Exercise:
From the first line to the last, copy the material exactly.

Records for the exercise:
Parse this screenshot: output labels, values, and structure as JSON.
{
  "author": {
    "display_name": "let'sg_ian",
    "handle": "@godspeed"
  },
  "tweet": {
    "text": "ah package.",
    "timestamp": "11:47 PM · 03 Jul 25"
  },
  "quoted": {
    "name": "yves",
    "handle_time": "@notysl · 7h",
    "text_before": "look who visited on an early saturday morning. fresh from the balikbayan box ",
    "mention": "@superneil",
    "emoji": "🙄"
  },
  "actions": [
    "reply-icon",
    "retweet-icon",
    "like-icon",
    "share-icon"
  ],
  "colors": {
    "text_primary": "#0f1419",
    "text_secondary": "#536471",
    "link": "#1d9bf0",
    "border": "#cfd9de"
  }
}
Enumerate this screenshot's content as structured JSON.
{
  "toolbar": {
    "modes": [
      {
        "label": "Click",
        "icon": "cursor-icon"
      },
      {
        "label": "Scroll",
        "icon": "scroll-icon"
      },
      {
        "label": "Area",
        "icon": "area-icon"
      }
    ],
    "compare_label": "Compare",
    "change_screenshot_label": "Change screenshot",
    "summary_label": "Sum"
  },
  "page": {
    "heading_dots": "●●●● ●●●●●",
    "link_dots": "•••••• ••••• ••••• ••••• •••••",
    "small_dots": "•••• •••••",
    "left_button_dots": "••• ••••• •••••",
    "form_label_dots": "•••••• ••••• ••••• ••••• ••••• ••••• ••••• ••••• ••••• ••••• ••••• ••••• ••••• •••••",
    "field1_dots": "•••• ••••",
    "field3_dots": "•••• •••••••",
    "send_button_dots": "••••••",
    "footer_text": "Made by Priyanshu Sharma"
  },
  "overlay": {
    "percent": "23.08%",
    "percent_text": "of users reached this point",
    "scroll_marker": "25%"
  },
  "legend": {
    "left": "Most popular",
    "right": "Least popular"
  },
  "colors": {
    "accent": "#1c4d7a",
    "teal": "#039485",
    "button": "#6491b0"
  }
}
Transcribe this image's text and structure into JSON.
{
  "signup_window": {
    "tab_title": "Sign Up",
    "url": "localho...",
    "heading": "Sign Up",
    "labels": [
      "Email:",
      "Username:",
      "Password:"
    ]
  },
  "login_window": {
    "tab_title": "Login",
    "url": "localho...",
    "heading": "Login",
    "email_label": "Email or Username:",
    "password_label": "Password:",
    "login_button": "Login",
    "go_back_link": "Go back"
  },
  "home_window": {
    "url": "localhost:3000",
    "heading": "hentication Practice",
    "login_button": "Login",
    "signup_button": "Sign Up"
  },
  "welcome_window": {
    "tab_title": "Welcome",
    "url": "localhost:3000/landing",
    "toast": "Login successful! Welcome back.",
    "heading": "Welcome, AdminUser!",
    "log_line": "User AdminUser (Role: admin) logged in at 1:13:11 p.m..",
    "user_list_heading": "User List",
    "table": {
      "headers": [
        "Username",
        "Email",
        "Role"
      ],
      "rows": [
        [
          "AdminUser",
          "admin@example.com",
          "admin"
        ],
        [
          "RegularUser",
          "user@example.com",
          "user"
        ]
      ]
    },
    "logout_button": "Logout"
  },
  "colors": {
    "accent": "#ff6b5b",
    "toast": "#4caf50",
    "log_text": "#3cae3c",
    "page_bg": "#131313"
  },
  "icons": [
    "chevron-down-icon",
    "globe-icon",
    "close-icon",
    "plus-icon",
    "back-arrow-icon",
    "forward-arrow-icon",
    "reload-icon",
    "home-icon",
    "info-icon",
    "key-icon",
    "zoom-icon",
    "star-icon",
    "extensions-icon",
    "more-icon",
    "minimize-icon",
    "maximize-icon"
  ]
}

Result of this exercise:
Parse this screenshot: output labels, values, and structure as JSON.
{
  "author": {
    "display_name": "let'sg_ian",
    "handle": "@godspeed"
  },
  "tweet": {
    "text": "ah package.",
    "timestamp": "11:47 PM · 03 Jul 25"
  },
  "quoted": {
    "name": "yves",
    "handle_time": "@notysl · 7h",
    "text_before": "look who visited on an early saturday morning. fresh from the balikbayan box ",
    "mention": "@superneil",
    "emoji": "🙄"
  },
  "actions": [
    "reply-icon",
    "retweet-icon",
    "like-icon",
    "share-icon"
  ],
  "colors": {
    "text_primary": "#0f1419",
    "text_secondary": "#536471",
    "link": "#1d9bf0",
    "border": "#cfd9de"
  }
}
Enumerate this screenshot's content as structured JSON.
{
  "toolbar": {
    "modes": [
      {
        "label": "Click",
        "icon": "cursor-icon"
      },
      {
        "label": "Scroll",
        "icon": "scroll-icon"
      },
      {
        "label": "Area",
        "icon": "area-icon"
      }
    ],
    "compare_label": "Compare",
    "change_screenshot_label": "Change screenshot",
    "summary_label": "Sum"
  },
  "page": {
    "heading_dots": "●●●● ●●●●●",
    "link_dots": "•••••• ••••• ••••• ••••• •••••",
    "small_dots": "•••• •••••",
    "left_button_dots": "••• ••••• •••••",
    "form_label_dots": "•••••• ••••• ••••• ••••• ••••• ••••• ••••• ••••• ••••• ••••• ••••• ••••• ••••• •••••",
    "field1_dots": "•••• ••••",
    "field3_dots": "•••• •••••••",
    "send_button_dots": "••••••",
    "footer_text": "Made by Priyanshu Sharma"
  },
  "overlay": {
    "percent": "23.08%",
    "percent_text": "of users reached this point",
    "scroll_marker": "25%"
  },
  "legend": {
    "left": "Most popular",
    "right": "Least popular"
  },
  "colors": {
    "accent": "#1c4d7a",
    "teal": "#039485",
    "button": "#6491b0"
  }
}
Transcribe this image's text and structure into JSON.
{
  "signup_window": {
    "tab_title": "Sign Up",
    "url": "localho...",
    "heading": "Sign Up",
    "labels": [
      "Email:",
      "Username:",
      "Password:"
    ]
  },
  "login_window": {
    "tab_title": "Login",
    "url": "localho...",
    "heading": "Login",
    "email_label": "Email or Username:",
    "password_label": "Password:",
    "login_button": "Login",
    "go_back_link": "Go back"
  },
  "home_window": {
    "url": "localhost:3000",
    "heading": "hentication Practice",
    "login_button": "Login",
    "signup_button": "Sign Up"
  },
  "welcome_window": {
    "tab_title": "Welcome",
    "url": "localhost:3000/landing",
    "toast": "Login successful! Welcome back.",
    "heading": "Welcome, AdminUser!",
    "log_line": "User AdminUser (Role: admin) logged in at 1:13:11 p.m..",
    "user_list_heading": "User List",
    "table": {
      "headers": [
        "Username",
        "Email",
        "Role"
      ],
      "rows": [
        [
          "AdminUser",
          "admin@example.com",
          "admin"
        ],
        [
          "RegularUser",
          "user@example.com",
          "user"
        ]
      ]
    },
    "logout_button": "Logout"
  },
  "colors": {
    "accent": "#ff6b5b",
    "toast": "#4caf50",
    "log_text": "#3cae3c",
    "page_bg": "#131313"
  },
  "icons": [
    "chevron-down-icon",
    "globe-icon",
    "close-icon",
    "plus-icon",
    "back-arrow-icon",
    "forward-arrow-icon",
    "reload-icon",
    "home-icon",
    "info-icon",
    "key-icon",
    "zoom-icon",
    "star-icon",
    "extensions-icon",
    "more-icon",
    "minimize-icon",
    "maximize-icon"
  ]
}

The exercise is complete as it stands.